Posted by: Louis Lavelle on May 25, 2010
It looks like the MBA Oath, a controversial attempt to give the business world its own version of the Hippocratic Oath, may be suffering its first major defeat. The Community Blog at the Yale School of Management (Yale Full-Time MBA Profile) is reporting that an SOM Town Hall meeting ended without an endorsement of the oath. According to the post, “We didn’t reach a consensus, so we won’t join, nor formally oppose the Business Oath. Future classes may decide to take a stance, but for now, the conversation has begun, and individuals can sign or not sign as they see fit.” Bottom line: an oath that has been enthusiastically embraced by virtually every top b-school is getting a noncommittal shrug from Yale.
A lot’s been written about the oath movement, and nobody’s more guilty of contributing to the overkill than yours truly. We first wrote about the oath that originated at Harvard back in June. Two of the Harvard organizers, Humberto Moreira and Whitney Petersmeyer, took on their critics in an essay we published in December. And just a few days ago, Bloomberg News published an update on the movement and some of the controversy surrounding it. There’s also a book by two of the Harvard organizers, Max Anderson and Peter Escher, “The MBA Oath: Setting a Higher Standard for Business Leaders.” And that’s not even counting all the ink that’s been spilled over the The Oath Project, a separate (though similar) movement launched by a group that includes the World Economic Forum, the United Nations Global Compact, Net Impact, the Aspen Institute, and others.

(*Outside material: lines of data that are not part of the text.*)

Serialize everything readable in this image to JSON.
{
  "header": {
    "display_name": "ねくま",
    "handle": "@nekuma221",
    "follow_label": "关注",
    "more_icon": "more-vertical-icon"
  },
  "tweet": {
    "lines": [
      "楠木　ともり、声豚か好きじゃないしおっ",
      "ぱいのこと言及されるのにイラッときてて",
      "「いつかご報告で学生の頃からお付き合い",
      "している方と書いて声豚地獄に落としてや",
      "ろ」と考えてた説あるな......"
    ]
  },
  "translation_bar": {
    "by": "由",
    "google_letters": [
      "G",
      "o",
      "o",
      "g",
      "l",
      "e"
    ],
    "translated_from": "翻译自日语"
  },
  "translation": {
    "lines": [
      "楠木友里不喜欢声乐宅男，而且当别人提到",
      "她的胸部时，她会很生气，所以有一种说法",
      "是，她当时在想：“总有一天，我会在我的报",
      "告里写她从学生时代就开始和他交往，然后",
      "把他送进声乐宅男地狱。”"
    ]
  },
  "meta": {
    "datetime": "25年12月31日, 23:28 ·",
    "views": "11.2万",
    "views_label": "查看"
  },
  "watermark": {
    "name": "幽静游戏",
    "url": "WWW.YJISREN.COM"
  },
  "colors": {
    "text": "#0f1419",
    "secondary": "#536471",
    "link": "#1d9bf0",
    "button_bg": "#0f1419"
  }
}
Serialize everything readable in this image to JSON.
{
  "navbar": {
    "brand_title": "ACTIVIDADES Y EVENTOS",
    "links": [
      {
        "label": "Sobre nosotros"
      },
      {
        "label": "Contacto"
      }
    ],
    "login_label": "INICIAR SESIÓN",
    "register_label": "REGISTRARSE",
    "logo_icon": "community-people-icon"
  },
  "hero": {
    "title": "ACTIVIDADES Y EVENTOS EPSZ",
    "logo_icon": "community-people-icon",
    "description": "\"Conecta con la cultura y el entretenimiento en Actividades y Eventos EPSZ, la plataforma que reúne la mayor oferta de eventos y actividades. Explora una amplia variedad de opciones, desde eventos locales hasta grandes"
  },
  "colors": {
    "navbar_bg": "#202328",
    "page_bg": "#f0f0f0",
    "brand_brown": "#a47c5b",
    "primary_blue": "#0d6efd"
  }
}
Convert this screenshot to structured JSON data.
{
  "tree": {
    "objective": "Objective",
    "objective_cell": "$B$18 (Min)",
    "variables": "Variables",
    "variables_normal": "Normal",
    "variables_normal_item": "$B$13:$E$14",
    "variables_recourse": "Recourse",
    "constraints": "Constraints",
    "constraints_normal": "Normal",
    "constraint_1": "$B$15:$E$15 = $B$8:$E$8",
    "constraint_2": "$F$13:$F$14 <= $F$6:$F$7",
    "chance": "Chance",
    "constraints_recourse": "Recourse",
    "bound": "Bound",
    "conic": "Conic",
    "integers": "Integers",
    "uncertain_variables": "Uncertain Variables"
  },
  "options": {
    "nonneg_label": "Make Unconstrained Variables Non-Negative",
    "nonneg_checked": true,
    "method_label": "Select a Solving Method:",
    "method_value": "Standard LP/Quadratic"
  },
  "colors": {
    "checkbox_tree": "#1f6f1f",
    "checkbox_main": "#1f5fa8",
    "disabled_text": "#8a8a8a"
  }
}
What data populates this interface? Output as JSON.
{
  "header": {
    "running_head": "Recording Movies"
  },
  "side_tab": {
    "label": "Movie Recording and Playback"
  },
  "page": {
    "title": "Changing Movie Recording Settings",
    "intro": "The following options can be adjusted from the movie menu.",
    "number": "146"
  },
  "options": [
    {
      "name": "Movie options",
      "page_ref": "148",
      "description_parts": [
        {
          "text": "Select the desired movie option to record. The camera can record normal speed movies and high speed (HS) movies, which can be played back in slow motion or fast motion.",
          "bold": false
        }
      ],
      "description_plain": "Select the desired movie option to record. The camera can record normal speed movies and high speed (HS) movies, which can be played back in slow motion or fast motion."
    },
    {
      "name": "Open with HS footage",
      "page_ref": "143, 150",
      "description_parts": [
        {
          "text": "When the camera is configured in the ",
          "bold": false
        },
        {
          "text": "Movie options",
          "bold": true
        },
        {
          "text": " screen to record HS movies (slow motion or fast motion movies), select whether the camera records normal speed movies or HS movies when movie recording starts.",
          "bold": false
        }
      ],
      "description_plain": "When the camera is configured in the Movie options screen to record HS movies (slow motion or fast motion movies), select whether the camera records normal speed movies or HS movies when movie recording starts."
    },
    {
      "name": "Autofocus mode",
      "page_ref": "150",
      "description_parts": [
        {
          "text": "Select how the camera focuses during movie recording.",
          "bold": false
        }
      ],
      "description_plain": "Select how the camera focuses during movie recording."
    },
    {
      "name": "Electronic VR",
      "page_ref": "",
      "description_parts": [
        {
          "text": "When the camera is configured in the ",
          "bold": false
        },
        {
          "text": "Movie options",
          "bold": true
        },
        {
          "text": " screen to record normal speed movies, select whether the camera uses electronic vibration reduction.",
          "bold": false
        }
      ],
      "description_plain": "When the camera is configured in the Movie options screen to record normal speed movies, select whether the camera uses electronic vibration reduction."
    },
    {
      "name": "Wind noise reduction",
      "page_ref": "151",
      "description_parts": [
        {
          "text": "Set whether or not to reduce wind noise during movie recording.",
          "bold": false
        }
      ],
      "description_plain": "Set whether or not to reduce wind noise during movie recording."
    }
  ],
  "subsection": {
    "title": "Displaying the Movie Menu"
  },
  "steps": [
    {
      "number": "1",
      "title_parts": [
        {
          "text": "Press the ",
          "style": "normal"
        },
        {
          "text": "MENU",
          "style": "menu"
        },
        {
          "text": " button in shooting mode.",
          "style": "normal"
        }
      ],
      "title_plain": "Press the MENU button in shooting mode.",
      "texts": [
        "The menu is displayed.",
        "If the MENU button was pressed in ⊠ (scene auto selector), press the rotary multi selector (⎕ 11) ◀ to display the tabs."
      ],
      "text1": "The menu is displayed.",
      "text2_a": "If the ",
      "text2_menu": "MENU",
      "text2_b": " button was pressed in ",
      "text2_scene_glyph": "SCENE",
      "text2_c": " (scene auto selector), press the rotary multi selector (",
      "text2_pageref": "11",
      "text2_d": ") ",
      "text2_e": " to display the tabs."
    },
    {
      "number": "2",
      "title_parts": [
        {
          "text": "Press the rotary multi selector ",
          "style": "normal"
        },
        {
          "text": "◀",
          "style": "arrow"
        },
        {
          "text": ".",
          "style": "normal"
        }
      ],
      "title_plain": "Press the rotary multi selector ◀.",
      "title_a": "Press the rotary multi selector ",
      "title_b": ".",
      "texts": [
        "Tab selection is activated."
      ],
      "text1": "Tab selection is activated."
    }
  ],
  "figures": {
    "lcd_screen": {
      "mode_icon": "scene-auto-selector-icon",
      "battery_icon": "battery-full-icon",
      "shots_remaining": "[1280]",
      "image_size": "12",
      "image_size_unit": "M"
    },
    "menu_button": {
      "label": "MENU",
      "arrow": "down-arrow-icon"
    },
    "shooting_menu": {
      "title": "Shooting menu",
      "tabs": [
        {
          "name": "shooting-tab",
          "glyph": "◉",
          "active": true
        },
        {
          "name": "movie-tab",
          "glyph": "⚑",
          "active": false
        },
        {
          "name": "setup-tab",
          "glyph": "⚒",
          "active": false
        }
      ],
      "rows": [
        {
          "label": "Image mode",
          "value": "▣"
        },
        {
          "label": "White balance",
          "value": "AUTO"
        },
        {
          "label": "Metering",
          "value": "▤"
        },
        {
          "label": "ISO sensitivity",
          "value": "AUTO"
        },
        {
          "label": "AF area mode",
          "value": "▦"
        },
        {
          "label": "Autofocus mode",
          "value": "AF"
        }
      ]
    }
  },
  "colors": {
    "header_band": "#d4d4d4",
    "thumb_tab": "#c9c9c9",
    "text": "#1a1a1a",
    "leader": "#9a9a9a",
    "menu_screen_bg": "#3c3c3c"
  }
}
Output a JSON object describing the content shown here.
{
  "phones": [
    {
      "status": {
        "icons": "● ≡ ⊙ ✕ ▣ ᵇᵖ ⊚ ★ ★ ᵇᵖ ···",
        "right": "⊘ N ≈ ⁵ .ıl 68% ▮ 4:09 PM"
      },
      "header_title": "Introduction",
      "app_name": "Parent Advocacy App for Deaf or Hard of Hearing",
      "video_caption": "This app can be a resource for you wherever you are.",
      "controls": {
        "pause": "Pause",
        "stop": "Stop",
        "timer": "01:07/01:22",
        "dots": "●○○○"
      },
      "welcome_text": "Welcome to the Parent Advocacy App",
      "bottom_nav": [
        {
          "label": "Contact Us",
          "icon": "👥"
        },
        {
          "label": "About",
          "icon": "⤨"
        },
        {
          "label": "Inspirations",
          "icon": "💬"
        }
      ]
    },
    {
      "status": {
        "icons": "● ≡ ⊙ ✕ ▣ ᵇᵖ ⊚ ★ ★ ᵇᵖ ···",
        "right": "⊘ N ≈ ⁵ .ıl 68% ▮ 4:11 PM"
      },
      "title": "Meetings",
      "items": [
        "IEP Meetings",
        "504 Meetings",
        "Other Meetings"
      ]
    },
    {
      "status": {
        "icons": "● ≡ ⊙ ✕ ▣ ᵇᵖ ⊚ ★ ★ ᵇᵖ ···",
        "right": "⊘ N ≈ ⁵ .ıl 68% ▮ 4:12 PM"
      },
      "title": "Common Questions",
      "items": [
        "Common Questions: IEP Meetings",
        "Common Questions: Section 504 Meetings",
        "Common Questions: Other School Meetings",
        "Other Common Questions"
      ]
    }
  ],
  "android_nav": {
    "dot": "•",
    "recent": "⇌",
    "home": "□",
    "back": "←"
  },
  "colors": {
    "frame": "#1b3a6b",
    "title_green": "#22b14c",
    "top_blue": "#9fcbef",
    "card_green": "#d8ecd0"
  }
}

It was the Oath Project that the Yale students were debating in their town hall meeting. According to the blog post, the students found a lot to applaud about the oath, including the idea that it could be the start of a large-scale reformation of business to be more socially responsible. But they also found some shortcomings, including the lack of an enforcement mechanism to punish violations of the oath, and the possibility that for some business schools and individuals it might turn out to be an empty gesture, “a convenient way to demonstrate ethics without taking the more difficult steps to actually reform their curricula or businesses.”
It’s worth noting that even though Yale hasn’t officially endorsed the oath, individual Yale SOM students have. It’s unclear how many have taken part in the Oath Project, but 11 have signed the Harvard MBA Oath, including a current student, a few from the Class of 2010, and grads from as far back as 1986. Nothing like the 828 from Harvard, but about on par with some other top schools. As of a few minutes ago, a total of 3,100 people have signed the oath.
I find all of this really interesting—the notion of management as a profession, the idea that an oath can be a way to accomplish that, and the debate over the oath’s legitimacy and power to change behavior. But frankly, I haven’t made up my mind about any of it. What’s everybody think about the developments at Yale? Is the oath movement in trouble? Or does it have momentum?